**REQUIRED ACTION**: Repeat the whole listing exactly, leaving nothing out.

**RECORDS FOR THE EXERCISE**:

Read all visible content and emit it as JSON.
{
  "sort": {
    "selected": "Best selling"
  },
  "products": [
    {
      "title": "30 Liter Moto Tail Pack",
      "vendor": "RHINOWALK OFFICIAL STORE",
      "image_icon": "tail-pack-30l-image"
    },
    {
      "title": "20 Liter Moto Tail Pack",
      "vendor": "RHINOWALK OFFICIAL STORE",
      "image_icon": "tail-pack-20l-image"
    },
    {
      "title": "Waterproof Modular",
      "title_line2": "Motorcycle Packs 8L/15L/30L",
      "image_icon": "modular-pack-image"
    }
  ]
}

**REPLY**:
Read all visible content and emit it as JSON.
{
  "sort": {
    "selected": "Best selling"
  },
  "products": [
    {
      "title": "30 Liter Moto Tail Pack",
      "vendor": "RHINOWALK OFFICIAL STORE",
      "image_icon": "tail-pack-30l-image"
    },
    {
      "title": "20 Liter Moto Tail Pack",
      "vendor": "RHINOWALK OFFICIAL STORE",
      "image_icon": "tail-pack-20l-image"
    },
    {
      "title": "Waterproof Modular",
      "title_line2": "Motorcycle Packs 8L/15L/30L",
      "image_icon": "modular-pack-image"
    }
  ]
}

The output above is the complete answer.